  25. 25.
    Forsberg JA, Wedin R, Bauer HCF, et al. External validation of the Bayesian Estimated Tools for Survival (BETS) models in patients with surgically treated skeletal metastases. BMC Cancer. 2012;12(1):493. Scholar
  26. 26.
    Mavrogenis AF, Angelini A, Vottis C, et al. Modern palliative treatments for metastatic bone disease. Clin J Pain. 2016;32(4):337–50. Scholar
  27. 27.
    Steensma M, Healey JH. Trends in the surgical treatment of pathologic proximal femur fractures among Musculoskeletal Tumor Society members. Clin Orthop Relat Res. 2013;471(6):2000–6. Scholar
  28. 28.
    Wedin R, Bauer HC, Wersäll P. Failures after operation for skeletal metastatic lesions of long bones. Clin Orthop Relat Res. 1999;358:128–39.CrossRefGoogle Scholar
  29. 29.
    Steensma M, Boland PJ, Morris CD, Athanasian E, Healey JH. Endoprosthetic treatment is more durable for pathologic proximal femur fractures. Clin Orthop Relat Res. 2012;470(3):920–6. Scholar
  30. 30.
    Forsberg JA, Eberhardt J, Boland PJ, Wedin R, Healey JH. Estimating survival in patients with operable skeletal metastases: an application of a Bayesian belief network. PLoS One. 2011;6(5):e19956. Scholar
  31. 31.
    Piccioli A, Spinelli MS, Forsberg JA, et al. How do we estimate survival? External validation of a tool for survival estimation in patients with metastatic bone disease-decision analysis and comparison of three international patient populations. BMC Cancer. 2015;15(1):424. Scholar
  32. 32.
    Forsberg JA, Wedin R, Boland PJ, Healey JH. Can we estimate short- and intermediate-term survival in patients undergoing surgery for metastatic bone disease? Clin Orthop Relat Res. 2017;475:1252–61. Scholar
  33. 33.
    Forsberg JA, Sjoberg D, Chen Q-R, Vickers A, Healey JH. Treating metastatic disease: which survival model is best suited for the clinic? Clin Orthop Relat Res. 2013;471(3):843–50. Scholar
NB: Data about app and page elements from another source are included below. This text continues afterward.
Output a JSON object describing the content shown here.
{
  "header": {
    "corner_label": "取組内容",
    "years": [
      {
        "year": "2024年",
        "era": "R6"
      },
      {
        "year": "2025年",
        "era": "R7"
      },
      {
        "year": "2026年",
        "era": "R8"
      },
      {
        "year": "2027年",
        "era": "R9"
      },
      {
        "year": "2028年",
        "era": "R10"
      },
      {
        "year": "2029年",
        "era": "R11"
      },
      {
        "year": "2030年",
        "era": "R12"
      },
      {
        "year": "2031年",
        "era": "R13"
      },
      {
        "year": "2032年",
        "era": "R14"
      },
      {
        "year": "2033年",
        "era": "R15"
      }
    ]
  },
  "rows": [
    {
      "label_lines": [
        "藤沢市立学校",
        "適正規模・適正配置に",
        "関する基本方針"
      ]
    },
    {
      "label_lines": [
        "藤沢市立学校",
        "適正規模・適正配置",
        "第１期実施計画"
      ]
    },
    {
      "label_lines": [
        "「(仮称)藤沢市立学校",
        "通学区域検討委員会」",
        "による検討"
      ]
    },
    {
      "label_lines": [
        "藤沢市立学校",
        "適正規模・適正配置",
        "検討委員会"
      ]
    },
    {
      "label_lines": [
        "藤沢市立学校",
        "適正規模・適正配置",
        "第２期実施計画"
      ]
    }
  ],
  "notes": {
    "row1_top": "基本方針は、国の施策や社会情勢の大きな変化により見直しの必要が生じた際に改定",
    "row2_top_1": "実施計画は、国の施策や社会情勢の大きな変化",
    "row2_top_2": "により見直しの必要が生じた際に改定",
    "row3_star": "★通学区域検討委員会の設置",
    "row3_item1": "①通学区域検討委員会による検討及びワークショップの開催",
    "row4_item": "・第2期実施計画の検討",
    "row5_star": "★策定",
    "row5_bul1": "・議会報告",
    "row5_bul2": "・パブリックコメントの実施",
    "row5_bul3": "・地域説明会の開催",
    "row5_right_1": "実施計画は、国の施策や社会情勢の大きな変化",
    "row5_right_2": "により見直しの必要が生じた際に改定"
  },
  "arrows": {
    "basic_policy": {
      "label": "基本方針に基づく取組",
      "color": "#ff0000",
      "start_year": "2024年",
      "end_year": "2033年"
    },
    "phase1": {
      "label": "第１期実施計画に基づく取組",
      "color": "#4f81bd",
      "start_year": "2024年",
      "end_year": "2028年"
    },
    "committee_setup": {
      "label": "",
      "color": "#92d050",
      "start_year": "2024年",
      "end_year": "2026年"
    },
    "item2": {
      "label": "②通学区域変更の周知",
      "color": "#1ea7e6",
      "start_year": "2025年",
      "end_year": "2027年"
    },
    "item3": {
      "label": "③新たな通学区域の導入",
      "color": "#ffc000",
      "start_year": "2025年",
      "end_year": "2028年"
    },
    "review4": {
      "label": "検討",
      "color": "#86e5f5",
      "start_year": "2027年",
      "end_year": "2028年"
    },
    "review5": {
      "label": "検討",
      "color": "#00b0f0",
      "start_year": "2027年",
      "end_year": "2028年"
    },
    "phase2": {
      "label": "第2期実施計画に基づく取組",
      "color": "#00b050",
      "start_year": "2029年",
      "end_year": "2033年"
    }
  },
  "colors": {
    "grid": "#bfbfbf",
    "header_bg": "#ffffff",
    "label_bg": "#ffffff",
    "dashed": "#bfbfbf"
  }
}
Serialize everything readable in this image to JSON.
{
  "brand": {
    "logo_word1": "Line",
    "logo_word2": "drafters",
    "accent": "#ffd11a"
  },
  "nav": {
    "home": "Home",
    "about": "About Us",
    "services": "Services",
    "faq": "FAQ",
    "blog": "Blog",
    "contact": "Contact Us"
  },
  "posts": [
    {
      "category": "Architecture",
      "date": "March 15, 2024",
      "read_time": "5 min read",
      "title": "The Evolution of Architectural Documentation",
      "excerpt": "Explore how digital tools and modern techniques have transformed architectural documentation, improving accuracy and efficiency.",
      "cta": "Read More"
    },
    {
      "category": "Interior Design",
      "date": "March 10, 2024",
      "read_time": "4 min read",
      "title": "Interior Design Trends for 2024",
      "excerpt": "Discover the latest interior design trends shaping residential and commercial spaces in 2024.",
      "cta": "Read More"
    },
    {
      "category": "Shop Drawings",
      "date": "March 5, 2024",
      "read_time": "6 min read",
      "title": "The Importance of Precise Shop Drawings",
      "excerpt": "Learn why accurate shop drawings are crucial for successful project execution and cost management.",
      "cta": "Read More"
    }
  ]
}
Copyright information

© Springer International Publishing AG, part of Springer Nature 2019

Authors and Affiliations

  1. 1.Orthopaedic Oncology, Orthopaedics, Walter Reed Department of SurgeryUniformed Services University of the Health SciencesBethesdaUSA
  2. 2.Department of Molecular Medicine and SurgeryKarolinska InstituteStockholmSweden
  3. 3.Orthopaedic Oncology, Department of Orthopaedic SurgeryJohns Hopkins UniversityBaltimoreUSA
  4. 4.Department of Molecular Medicine and SurgeryKarolinska InstituteStockholmSweden
  5. 5.Department of OrthopaedicsKarolinska University HospitalStockholmSweden

Personalised recommendations